Physics

A Critique of Einsteins Theory of Relativity



Tweet
Matthew Vannette's image for:
"A Critique of Einsteins Theory of Relativity"
Caption: 
Location: 
Image by: 
©  

The Special Theory of Relativity (distinguished from Galilean Relativity, a limiting case of SR or General Relativity, a generalization of SR) is based on two postulates. A postulate is a statement assumed to be true without proof. The validity of this assumption is measured by the accuracy of the consequences derived from it. There are some interesting consequences from the postulates of SR. It should be held in mind that several of these consequences were known (e.g. Lorentz transformations and the consistency of the speed of light) but had no theoretical basis. So, Einstein was, in a sense, attempting to place known experimental results on firm ground.

The first postulate is that the laws of physics are the same in all inertial reference frames. An inertial reference frame (IRF) is a frame in which Newton's First Law of motion is valid. See the discussions on Newton's Laws and centrifugal forces for an explanation of Newton's Laws. This is not an unreasonable assumption. It basically says there is no way for you to do a _local_ experiment to determine if you have a non-zero velocity. I like to think of it in the following way: You are always at rest with respect to yourself. (General relativity relaxes this from IRFs to any reference frame.)

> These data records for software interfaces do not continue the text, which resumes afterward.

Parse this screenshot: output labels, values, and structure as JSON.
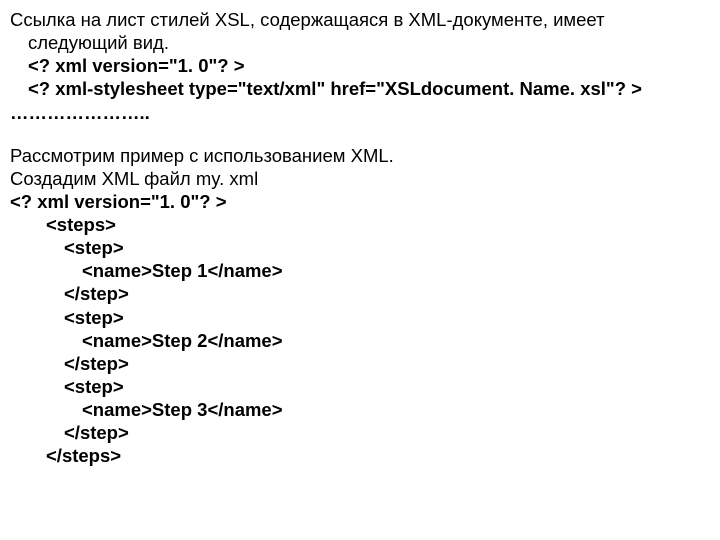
{
  "p1": {
    "l1": "Ссылка на лист стилей XSL, содержащаяся в XML-документе, имеет",
    "l2": "следующий вид.",
    "l3": "<? xml version=\"1. 0\"? >",
    "l4": "<? xml-stylesheet type=\"text/xml\"  href=\"XSLdocument. Name. xsl\"? >",
    "l5": "………………….."
  },
  "p2": {
    "l1": "Рассмотрим пример с использованием XML.",
    "l2": "Создадим XML файл my. xml",
    "l3": "<? xml version=\"1. 0\"? >",
    "l4": "<steps>",
    "l5": "<step>",
    "l6": "<name>Step 1</name>",
    "l7": "</step>",
    "l8": "<step>",
    "l9": "<name>Step 2</name>",
    "l10": "</step>",
    "l11": "<step>",
    "l12": "<name>Step 3</name>",
    "l13": "</step>",
    "l14": "</steps>"
  }
}
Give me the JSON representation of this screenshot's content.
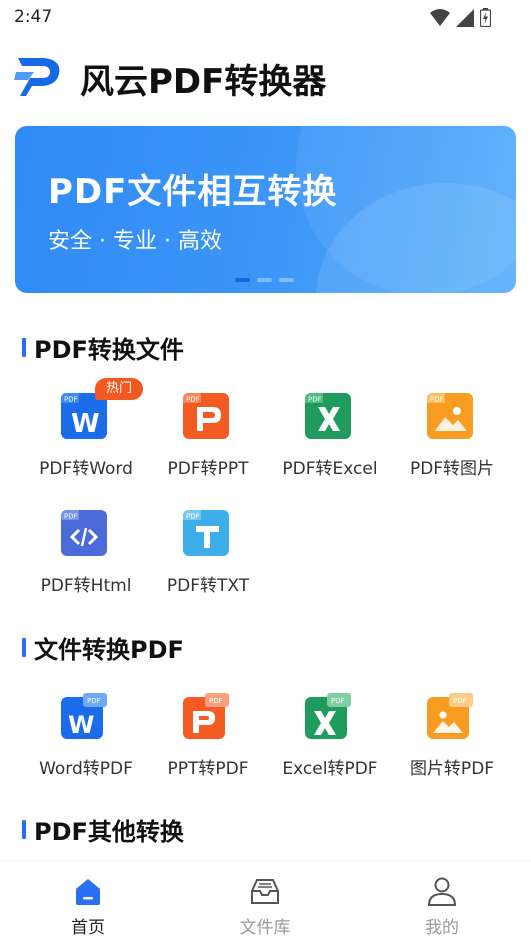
{
  "status_bar": {
    "time": "2:47",
    "icons": [
      "wifi-icon",
      "signal-icon",
      "battery-icon"
    ]
  },
  "header": {
    "title": "风云PDF转换器",
    "logo": "app-logo-icon"
  },
  "banner": {
    "title": "PDF文件相互转换",
    "subtitle": "安全 · 专业 · 高效",
    "dots": 3,
    "active_dot": 0
  },
  "sections": [
    {
      "title": "PDF转换文件",
      "items": [
        {
          "label": "PDF转Word",
          "icon": "word-icon",
          "color": "#1a6ce8",
          "badge": "热门"
        },
        {
          "label": "PDF转PPT",
          "icon": "ppt-icon",
          "color": "#f35b22"
        },
        {
          "label": "PDF转Excel",
          "icon": "excel-icon",
          "color": "#1f9c5c"
        },
        {
          "label": "PDF转图片",
          "icon": "image-icon",
          "color": "#f99d22"
        },
        {
          "label": "PDF转Html",
          "icon": "html-icon",
          "color": "#4a6bd8"
        },
        {
          "label": "PDF转TXT",
          "icon": "txt-icon",
          "color": "#3daee9"
        }
      ]
    },
    {
      "title": "文件转换PDF",
      "items": [
        {
          "label": "Word转PDF",
          "icon": "word-to-pdf-icon",
          "color": "#1a6ce8"
        },
        {
          "label": "PPT转PDF",
          "icon": "ppt-to-pdf-icon",
          "color": "#f35b22"
        },
        {
          "label": "Excel转PDF",
          "icon": "excel-to-pdf-icon",
          "color": "#1f9c5c"
        },
        {
          "label": "图片转PDF",
          "icon": "image-to-pdf-icon",
          "color": "#f99d22"
        }
      ]
    },
    {
      "title": "PDF其他转换",
      "items": []
    }
  ],
  "icon_tag": "PDF",
  "bottom_nav": [
    {
      "label": "首页",
      "icon": "home-icon",
      "active": true
    },
    {
      "label": "文件库",
      "icon": "inbox-icon",
      "active": false
    },
    {
      "label": "我的",
      "icon": "profile-icon",
      "active": false
    }
  ],
  "colors": {
    "accent": "#2a6ef5",
    "banner": "#3d97f8",
    "hot_badge": "#f4571f"
  }
}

The second postulate is that the speed of light will be the same for all observers regardless of any relative uniform motion. (It says nothing about the history of the speed of light, only that whatever that speed is it will be measured as the same speed for all observers in IRFs.) This answers the common question, if you are in a car driving at the speed of light and turn on your headlamps, what happens? The answer is the light from your lamps leave at the speed of light relative to you and relative to any external observer. This seems silly because we live our entire lives at speeds much less than the speed of light. We are used to the idea the the time elapsed between two events will be the same for all observers. This does not seem to be the case. (Galilean relativity asserts the speed of light is effectively infinite for all observers.)

The most famous consequence of these two postulates is the equivalence of mass and energy (E=mc^2). Another consequence is that no object with mass can travel at the speed of light. This is because the kinetic energy (KE), or the energy associated with the motion of the object, grows like

KE = (mv^2)/[1-(v/c)^2]^(1/2)

where m is the mass the object possesses in it's own frame, v is the speed relative to some observer in another IRF, and c is the speed of light. Since the quantity in the brackets [] is in the denominator, as it shrinks the kinetic energy grows. When v = c, the bracketed term is zero and the KE is infinite. What is of note is that KE goes to infinity while v remains finite (v = c). The only way to travel at the speed of light is to have no mass, as photons do.

There is an information aspect to SR, and Einstein was very aware of this. It formed the basis of his arguments against quantum mechanics. The EPR experiment was designed to show this.

Tweet
More about this author: Matthew Vannette

From Around the Web




ARTICLE SOURCES AND CITATIONS